> [ABOUT THIS EXERCISE]: Omit every picture and output the rest of the records exactly as they are.

> [SUPPLIED MATERIAL]:
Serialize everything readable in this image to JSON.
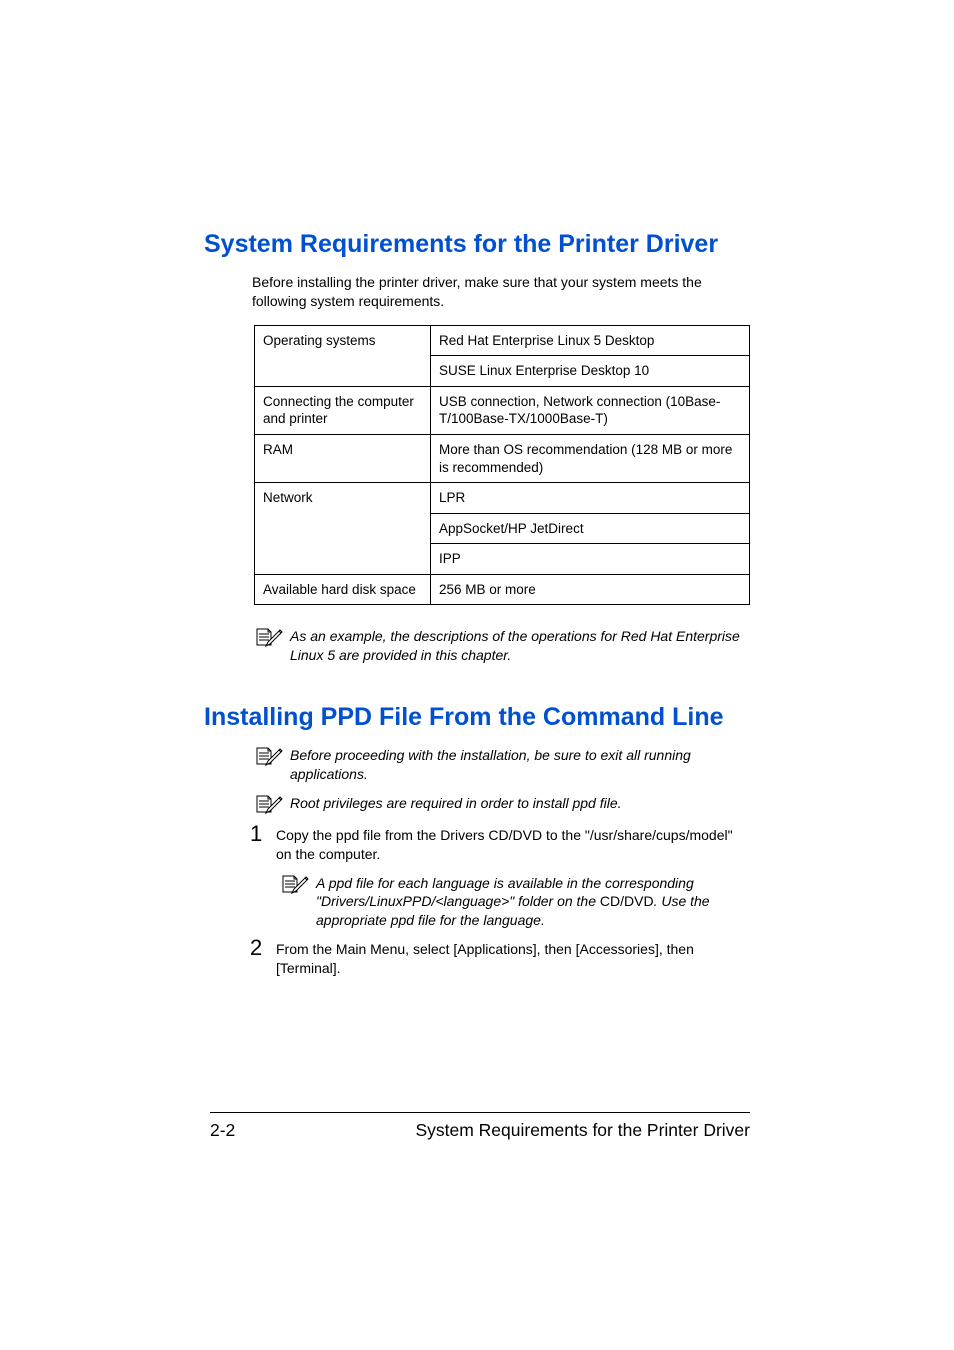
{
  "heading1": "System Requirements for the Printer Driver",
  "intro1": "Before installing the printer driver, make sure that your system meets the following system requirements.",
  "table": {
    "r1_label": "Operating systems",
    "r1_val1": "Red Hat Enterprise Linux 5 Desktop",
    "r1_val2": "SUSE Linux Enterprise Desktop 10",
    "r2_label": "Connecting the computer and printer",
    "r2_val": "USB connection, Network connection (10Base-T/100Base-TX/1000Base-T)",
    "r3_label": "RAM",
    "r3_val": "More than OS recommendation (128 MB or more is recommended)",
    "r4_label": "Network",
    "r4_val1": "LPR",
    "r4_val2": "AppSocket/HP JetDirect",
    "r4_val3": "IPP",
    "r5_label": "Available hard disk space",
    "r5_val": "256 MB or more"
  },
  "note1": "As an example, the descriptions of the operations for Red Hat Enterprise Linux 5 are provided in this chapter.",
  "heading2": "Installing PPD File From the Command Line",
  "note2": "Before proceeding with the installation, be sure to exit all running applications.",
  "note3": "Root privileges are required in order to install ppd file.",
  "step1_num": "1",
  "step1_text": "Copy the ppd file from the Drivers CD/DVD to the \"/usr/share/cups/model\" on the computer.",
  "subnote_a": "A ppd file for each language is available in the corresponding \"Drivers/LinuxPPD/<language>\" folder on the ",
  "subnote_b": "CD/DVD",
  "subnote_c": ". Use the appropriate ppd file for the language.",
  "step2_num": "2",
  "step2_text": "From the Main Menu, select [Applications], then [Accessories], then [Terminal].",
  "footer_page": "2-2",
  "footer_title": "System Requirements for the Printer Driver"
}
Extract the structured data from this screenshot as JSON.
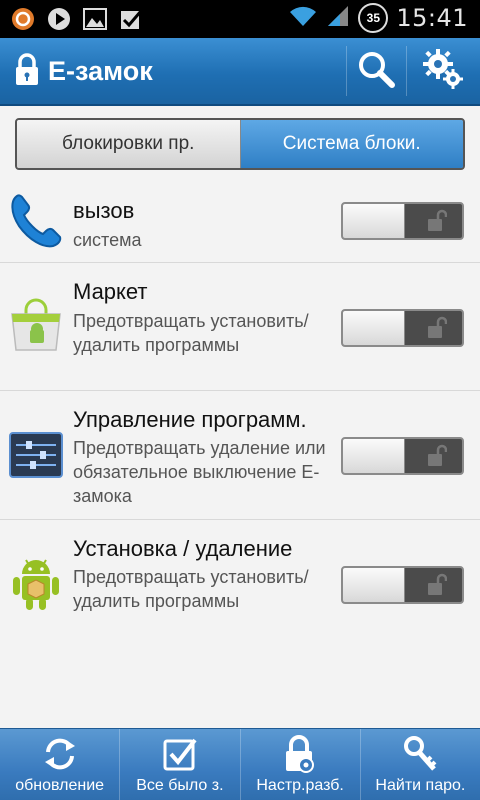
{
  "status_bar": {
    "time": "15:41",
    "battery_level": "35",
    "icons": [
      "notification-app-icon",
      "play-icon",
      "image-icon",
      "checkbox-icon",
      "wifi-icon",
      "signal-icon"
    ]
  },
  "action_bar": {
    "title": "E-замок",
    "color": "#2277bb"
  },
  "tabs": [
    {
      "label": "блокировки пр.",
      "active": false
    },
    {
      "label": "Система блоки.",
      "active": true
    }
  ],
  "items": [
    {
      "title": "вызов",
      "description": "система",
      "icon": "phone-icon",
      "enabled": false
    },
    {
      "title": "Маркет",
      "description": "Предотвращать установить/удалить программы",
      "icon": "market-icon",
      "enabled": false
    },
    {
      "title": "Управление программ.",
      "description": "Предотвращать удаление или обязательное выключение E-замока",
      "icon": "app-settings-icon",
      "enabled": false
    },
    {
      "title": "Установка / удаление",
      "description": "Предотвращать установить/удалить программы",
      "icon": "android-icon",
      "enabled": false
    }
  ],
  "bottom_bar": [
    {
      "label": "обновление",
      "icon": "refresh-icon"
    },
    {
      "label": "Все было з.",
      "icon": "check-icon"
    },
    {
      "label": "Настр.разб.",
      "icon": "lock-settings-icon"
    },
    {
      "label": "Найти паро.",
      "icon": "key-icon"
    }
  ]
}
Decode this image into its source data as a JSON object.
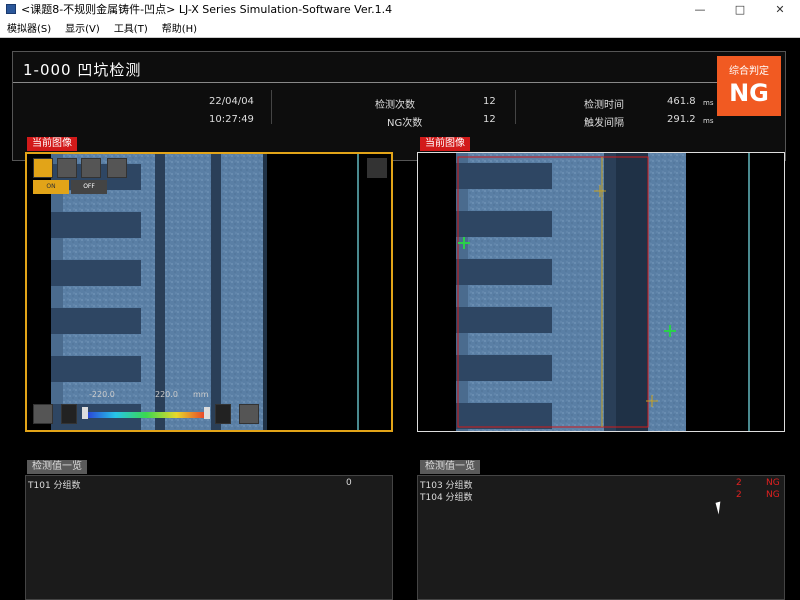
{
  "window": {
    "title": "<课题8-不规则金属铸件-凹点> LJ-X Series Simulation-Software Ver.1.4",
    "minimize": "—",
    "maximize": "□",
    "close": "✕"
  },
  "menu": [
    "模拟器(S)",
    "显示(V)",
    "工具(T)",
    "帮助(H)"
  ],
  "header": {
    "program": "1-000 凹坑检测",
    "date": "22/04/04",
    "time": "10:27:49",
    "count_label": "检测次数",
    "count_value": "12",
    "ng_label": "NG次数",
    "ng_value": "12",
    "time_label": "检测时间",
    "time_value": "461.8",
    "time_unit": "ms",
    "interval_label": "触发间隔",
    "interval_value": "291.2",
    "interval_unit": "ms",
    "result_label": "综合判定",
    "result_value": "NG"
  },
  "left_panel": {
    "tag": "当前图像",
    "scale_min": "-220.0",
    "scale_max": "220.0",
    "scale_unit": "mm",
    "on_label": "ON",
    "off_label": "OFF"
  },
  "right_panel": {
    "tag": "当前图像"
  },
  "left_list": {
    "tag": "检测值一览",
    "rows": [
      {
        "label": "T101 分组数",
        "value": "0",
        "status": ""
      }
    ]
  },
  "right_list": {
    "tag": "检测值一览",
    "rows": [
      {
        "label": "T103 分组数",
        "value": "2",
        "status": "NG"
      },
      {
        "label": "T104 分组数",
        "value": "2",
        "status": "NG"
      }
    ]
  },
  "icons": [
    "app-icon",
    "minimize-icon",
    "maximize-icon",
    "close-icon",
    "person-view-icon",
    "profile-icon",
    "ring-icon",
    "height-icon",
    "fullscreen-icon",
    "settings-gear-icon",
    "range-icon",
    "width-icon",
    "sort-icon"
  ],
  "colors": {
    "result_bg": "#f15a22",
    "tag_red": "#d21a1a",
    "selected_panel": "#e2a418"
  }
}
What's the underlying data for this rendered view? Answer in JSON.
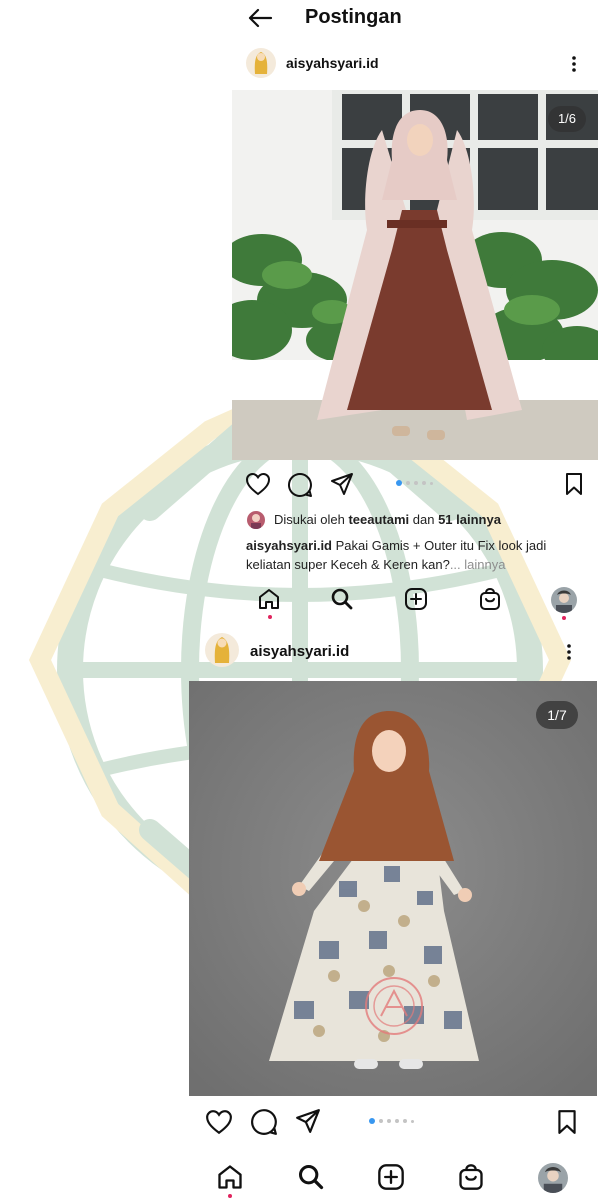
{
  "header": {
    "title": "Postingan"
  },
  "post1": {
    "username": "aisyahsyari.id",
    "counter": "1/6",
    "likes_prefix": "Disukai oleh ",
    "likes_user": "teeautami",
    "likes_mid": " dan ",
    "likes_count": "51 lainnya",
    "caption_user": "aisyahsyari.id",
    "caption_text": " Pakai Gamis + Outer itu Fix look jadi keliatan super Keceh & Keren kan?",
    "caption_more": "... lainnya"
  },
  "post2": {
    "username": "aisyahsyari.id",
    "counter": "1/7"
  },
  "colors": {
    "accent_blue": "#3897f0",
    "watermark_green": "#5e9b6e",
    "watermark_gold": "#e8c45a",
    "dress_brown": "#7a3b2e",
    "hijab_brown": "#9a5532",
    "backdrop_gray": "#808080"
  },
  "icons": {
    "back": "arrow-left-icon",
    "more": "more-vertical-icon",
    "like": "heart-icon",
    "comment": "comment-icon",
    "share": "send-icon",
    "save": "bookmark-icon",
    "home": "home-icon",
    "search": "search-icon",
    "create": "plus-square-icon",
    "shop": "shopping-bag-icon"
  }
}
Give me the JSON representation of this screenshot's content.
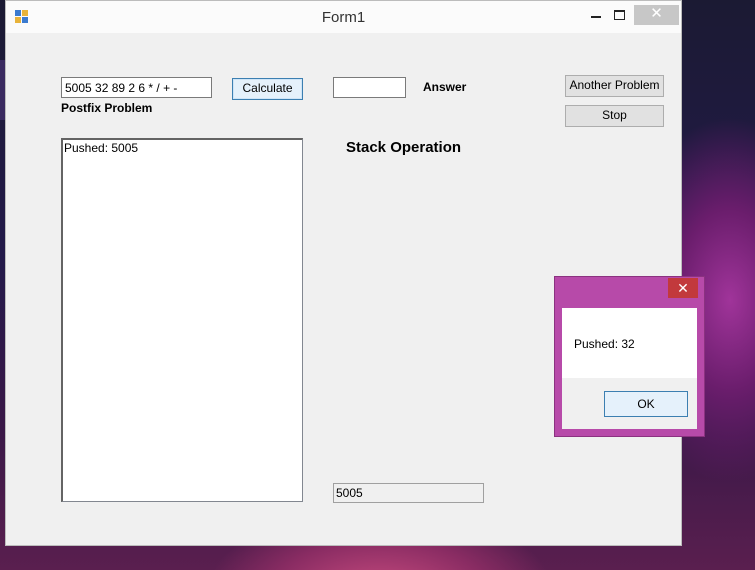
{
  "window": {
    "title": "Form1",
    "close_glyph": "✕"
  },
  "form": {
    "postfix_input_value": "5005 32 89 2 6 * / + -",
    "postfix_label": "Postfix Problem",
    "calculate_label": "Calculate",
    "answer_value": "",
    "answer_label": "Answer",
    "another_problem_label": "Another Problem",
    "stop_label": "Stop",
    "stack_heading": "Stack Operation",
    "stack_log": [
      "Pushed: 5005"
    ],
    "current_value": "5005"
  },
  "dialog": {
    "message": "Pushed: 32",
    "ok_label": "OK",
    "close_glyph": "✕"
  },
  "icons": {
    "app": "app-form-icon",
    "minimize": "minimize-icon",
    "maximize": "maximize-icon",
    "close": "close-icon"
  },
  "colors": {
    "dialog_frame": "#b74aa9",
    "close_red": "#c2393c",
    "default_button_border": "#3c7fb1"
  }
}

> [SOLVED EXERCISE]:
Serialize everything readable in this image to JSON.
{
  "heading1": "System Requirements for the Printer Driver",
  "intro1": "Before installing the printer driver, make sure that your system meets the following system requirements.",
  "table": {
    "r1_label": "Operating systems",
    "r1_val1": "Red Hat Enterprise Linux 5 Desktop",
    "r1_val2": "SUSE Linux Enterprise Desktop 10",
    "r2_label": "Connecting the computer and printer",
    "r2_val": "USB connection, Network connection (10Base-T/100Base-TX/1000Base-T)",
    "r3_label": "RAM",
    "r3_val": "More than OS recommendation (128 MB or more is recommended)",
    "r4_label": "Network",
    "r4_val1": "LPR",
    "r4_val2": "AppSocket/HP JetDirect",
    "r4_val3": "IPP",
    "r5_label": "Available hard disk space",
    "r5_val": "256 MB or more"
  },
  "note1": "As an example, the descriptions of the operations for Red Hat Enterprise Linux 5 are provided in this chapter.",
  "heading2": "Installing PPD File From the Command Line",
  "note2": "Before proceeding with the installation, be sure to exit all running applications.",
  "note3": "Root privileges are required in order to install ppd file.",
  "step1_num": "1",
  "step1_text": "Copy the ppd file from the Drivers CD/DVD to the \"/usr/share/cups/model\" on the computer.",
  "subnote_a": "A ppd file for each language is available in the corresponding \"Drivers/LinuxPPD/<language>\" folder on the ",
  "subnote_b": "CD/DVD",
  "subnote_c": ". Use the appropriate ppd file for the language.",
  "step2_num": "2",
  "step2_text": "From the Main Menu, select [Applications], then [Accessories], then [Terminal].",
  "footer_page": "2-2",
  "footer_title": "System Requirements for the Printer Driver"
}
Extract the structured data from this screenshot as JSON.
{
  "status_bar": {
    "time": "15:41",
    "battery_level": "35",
    "icons": [
      "notification-app-icon",
      "play-icon",
      "image-icon",
      "checkbox-icon",
      "wifi-icon",
      "signal-icon"
    ]
  },
  "action_bar": {
    "title": "E-замок",
    "color": "#2277bb"
  },
  "tabs": [
    {
      "label": "блокировки пр.",
      "active": false
    },
    {
      "label": "Система блоки.",
      "active": true
    }
  ],
  "items": [
    {
      "title": "вызов",
      "description": "система",
      "icon": "phone-icon",
      "enabled": false
    },
    {
      "title": "Маркет",
      "description": "Предотвращать установить/удалить программы",
      "icon": "market-icon",
      "enabled": false
    },
    {
      "title": "Управление программ.",
      "description": "Предотвращать удаление или обязательное выключение E-замока",
      "icon": "app-settings-icon",
      "enabled": false
    },
    {
      "title": "Установка / удаление",
      "description": "Предотвращать установить/удалить программы",
      "icon": "android-icon",
      "enabled": false
    }
  ],
  "bottom_bar": [
    {
      "label": "обновление",
      "icon": "refresh-icon"
    },
    {
      "label": "Все было з.",
      "icon": "check-icon"
    },
    {
      "label": "Настр.разб.",
      "icon": "lock-settings-icon"
    },
    {
      "label": "Найти паро.",
      "icon": "key-icon"
    }
  ]
}
Decode this image into its source data as a JSON object.
{
  "window": {
    "title": "<课题8-不规则金属铸件-凹点> LJ-X Series Simulation-Software Ver.1.4",
    "minimize": "—",
    "maximize": "□",
    "close": "✕"
  },
  "menu": [
    "模拟器(S)",
    "显示(V)",
    "工具(T)",
    "帮助(H)"
  ],
  "header": {
    "program": "1-000 凹坑检测",
    "date": "22/04/04",
    "time": "10:27:49",
    "count_label": "检测次数",
    "count_value": "12",
    "ng_label": "NG次数",
    "ng_value": "12",
    "time_label": "检测时间",
    "time_value": "461.8",
    "time_unit": "ms",
    "interval_label": "触发间隔",
    "interval_value": "291.2",
    "interval_unit": "ms",
    "result_label": "综合判定",
    "result_value": "NG"
  },
  "left_panel": {
    "tag": "当前图像",
    "scale_min": "-220.0",
    "scale_max": "220.0",
    "scale_unit": "mm",
    "on_label": "ON",
    "off_label": "OFF"
  },
  "right_panel": {
    "tag": "当前图像"
  },
  "left_list": {
    "tag": "检测值一览",
    "rows": [
      {
        "label": "T101 分组数",
        "value": "0",
        "status": ""
      }
    ]
  },
  "right_list": {
    "tag": "检测值一览",
    "rows": [
      {
        "label": "T103 分组数",
        "value": "2",
        "status": "NG"
      },
      {
        "label": "T104 分组数",
        "value": "2",
        "status": "NG"
      }
    ]
  },
  "icons": [
    "app-icon",
    "minimize-icon",
    "maximize-icon",
    "close-icon",
    "person-view-icon",
    "profile-icon",
    "ring-icon",
    "height-icon",
    "fullscreen-icon",
    "settings-gear-icon",
    "range-icon",
    "width-icon",
    "sort-icon"
  ],
  "colors": {
    "result_bg": "#f15a22",
    "tag_red": "#d21a1a",
    "selected_panel": "#e2a418"
  }
}
What's the underlying data for this rendered view? Answer in JSON.
{
  "header": {
    "title": "Postingan"
  },
  "post1": {
    "username": "aisyahsyari.id",
    "counter": "1/6",
    "likes_prefix": "Disukai oleh ",
    "likes_user": "teeautami",
    "likes_mid": " dan ",
    "likes_count": "51 lainnya",
    "caption_user": "aisyahsyari.id",
    "caption_text": " Pakai Gamis + Outer itu Fix look jadi keliatan super Keceh & Keren kan?",
    "caption_more": "... lainnya"
  },
  "post2": {
    "username": "aisyahsyari.id",
    "counter": "1/7"
  },
  "colors": {
    "accent_blue": "#3897f0",
    "watermark_green": "#5e9b6e",
    "watermark_gold": "#e8c45a",
    "dress_brown": "#7a3b2e",
    "hijab_brown": "#9a5532",
    "backdrop_gray": "#808080"
  },
  "icons": {
    "back": "arrow-left-icon",
    "more": "more-vertical-icon",
    "like": "heart-icon",
    "comment": "comment-icon",
    "share": "send-icon",
    "save": "bookmark-icon",
    "home": "home-icon",
    "search": "search-icon",
    "create": "plus-square-icon",
    "shop": "shopping-bag-icon"
  }
}
Give me the JSON representation of this screenshot's content.
{
  "window": {
    "title": "Form1",
    "close_glyph": "✕"
  },
  "form": {
    "postfix_input_value": "5005 32 89 2 6 * / + -",
    "postfix_label": "Postfix Problem",
    "calculate_label": "Calculate",
    "answer_value": "",
    "answer_label": "Answer",
    "another_problem_label": "Another Problem",
    "stop_label": "Stop",
    "stack_heading": "Stack Operation",
    "stack_log": [
      "Pushed: 5005"
    ],
    "current_value": "5005"
  },
  "dialog": {
    "message": "Pushed: 32",
    "ok_label": "OK",
    "close_glyph": "✕"
  },
  "icons": {
    "app": "app-form-icon",
    "minimize": "minimize-icon",
    "maximize": "maximize-icon",
    "close": "close-icon"
  },
  "colors": {
    "dialog_frame": "#b74aa9",
    "close_red": "#c2393c",
    "default_button_border": "#3c7fb1"
  }
}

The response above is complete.